| WORK INSTRUCTIONS |
Start to finish, reproduce the records below with nothing missing.

------ SOURCE DATA ------

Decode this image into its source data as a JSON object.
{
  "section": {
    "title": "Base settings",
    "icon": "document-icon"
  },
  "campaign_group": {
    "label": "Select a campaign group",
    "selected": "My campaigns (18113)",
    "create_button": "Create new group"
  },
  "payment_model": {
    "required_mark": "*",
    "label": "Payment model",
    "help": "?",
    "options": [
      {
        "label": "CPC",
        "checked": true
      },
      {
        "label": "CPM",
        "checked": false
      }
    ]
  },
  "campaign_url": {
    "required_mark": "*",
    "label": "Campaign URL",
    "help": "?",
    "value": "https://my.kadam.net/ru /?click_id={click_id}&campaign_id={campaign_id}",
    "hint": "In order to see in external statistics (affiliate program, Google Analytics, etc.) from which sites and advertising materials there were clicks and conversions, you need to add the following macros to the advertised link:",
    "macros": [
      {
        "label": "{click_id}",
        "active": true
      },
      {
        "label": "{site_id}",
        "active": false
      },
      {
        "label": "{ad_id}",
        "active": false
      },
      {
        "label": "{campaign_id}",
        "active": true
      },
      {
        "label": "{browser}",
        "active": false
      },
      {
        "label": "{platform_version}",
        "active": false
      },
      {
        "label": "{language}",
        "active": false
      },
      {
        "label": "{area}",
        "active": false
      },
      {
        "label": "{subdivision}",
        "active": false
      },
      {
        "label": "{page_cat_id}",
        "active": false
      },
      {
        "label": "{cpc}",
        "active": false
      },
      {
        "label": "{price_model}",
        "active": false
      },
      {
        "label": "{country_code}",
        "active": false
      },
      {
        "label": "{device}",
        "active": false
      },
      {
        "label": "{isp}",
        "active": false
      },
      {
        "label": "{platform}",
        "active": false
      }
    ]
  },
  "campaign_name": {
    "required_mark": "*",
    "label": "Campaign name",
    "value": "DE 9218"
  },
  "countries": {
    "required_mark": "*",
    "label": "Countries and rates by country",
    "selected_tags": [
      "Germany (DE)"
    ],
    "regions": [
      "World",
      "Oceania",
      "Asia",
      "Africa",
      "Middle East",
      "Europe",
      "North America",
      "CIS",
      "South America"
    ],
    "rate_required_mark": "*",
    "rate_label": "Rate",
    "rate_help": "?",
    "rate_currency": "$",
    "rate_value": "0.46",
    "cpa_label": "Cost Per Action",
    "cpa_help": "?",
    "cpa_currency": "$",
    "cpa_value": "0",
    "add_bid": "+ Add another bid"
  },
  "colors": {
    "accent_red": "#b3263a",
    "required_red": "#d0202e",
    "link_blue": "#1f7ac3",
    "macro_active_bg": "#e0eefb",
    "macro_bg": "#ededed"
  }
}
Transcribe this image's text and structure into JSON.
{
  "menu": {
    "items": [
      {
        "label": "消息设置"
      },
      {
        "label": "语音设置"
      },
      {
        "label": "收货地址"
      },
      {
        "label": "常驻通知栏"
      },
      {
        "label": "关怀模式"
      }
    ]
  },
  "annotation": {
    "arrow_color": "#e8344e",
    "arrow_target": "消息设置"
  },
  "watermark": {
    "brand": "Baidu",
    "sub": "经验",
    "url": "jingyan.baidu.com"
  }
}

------

| SOLUTION TO THIS TASK |
Decode this image into its source data as a JSON object.
{
  "section": {
    "title": "Base settings",
    "icon": "document-icon"
  },
  "campaign_group": {
    "label": "Select a campaign group",
    "selected": "My campaigns (18113)",
    "create_button": "Create new group"
  },
  "payment_model": {
    "required_mark": "*",
    "label": "Payment model",
    "help": "?",
    "options": [
      {
        "label": "CPC",
        "checked": true
      },
      {
        "label": "CPM",
        "checked": false
      }
    ]
  },
  "campaign_url": {
    "required_mark": "*",
    "label": "Campaign URL",
    "help": "?",
    "value": "https://my.kadam.net/ru /?click_id={click_id}&campaign_id={campaign_id}",
    "hint": "In order to see in external statistics (affiliate program, Google Analytics, etc.) from which sites and advertising materials there were clicks and conversions, you need to add the following macros to the advertised link:",
    "macros": [
      {
        "label": "{click_id}",
        "active": true
      },
      {
        "label": "{site_id}",
        "active": false
      },
      {
        "label": "{ad_id}",
        "active": false
      },
      {
        "label": "{campaign_id}",
        "active": true
      },
      {
        "label": "{browser}",
        "active": false
      },
      {
        "label": "{platform_version}",
        "active": false
      },
      {
        "label": "{language}",
        "active": false
      },
      {
        "label": "{area}",
        "active": false
      },
      {
        "label": "{subdivision}",
        "active": false
      },
      {
        "label": "{page_cat_id}",
        "active": false
      },
      {
        "label": "{cpc}",
        "active": false
      },
      {
        "label": "{price_model}",
        "active": false
      },
      {
        "label": "{country_code}",
        "active": false
      },
      {
        "label": "{device}",
        "active": false
      },
      {
        "label": "{isp}",
        "active": false
      },
      {
        "label": "{platform}",
        "active": false
      }
    ]
  },
  "campaign_name": {
    "required_mark": "*",
    "label": "Campaign name",
    "value": "DE 9218"
  },
  "countries": {
    "required_mark": "*",
    "label": "Countries and rates by country",
    "selected_tags": [
      "Germany (DE)"
    ],
    "regions": [
      "World",
      "Oceania",
      "Asia",
      "Africa",
      "Middle East",
      "Europe",
      "North America",
      "CIS",
      "South America"
    ],
    "rate_required_mark": "*",
    "rate_label": "Rate",
    "rate_help": "?",
    "rate_currency": "$",
    "rate_value": "0.46",
    "cpa_label": "Cost Per Action",
    "cpa_help": "?",
    "cpa_currency": "$",
    "cpa_value": "0",
    "add_bid": "+ Add another bid"
  },
  "colors": {
    "accent_red": "#b3263a",
    "required_red": "#d0202e",
    "link_blue": "#1f7ac3",
    "macro_active_bg": "#e0eefb",
    "macro_bg": "#ededed"
  }
}
Transcribe this image's text and structure into JSON.
{
  "menu": {
    "items": [
      {
        "label": "消息设置"
      },
      {
        "label": "语音设置"
      },
      {
        "label": "收货地址"
      },
      {
        "label": "常驻通知栏"
      },
      {
        "label": "关怀模式"
      }
    ]
  },
  "annotation": {
    "arrow_color": "#e8344e",
    "arrow_target": "消息设置"
  },
  "watermark": {
    "brand": "Baidu",
    "sub": "经验",
    "url": "jingyan.baidu.com"
  }
}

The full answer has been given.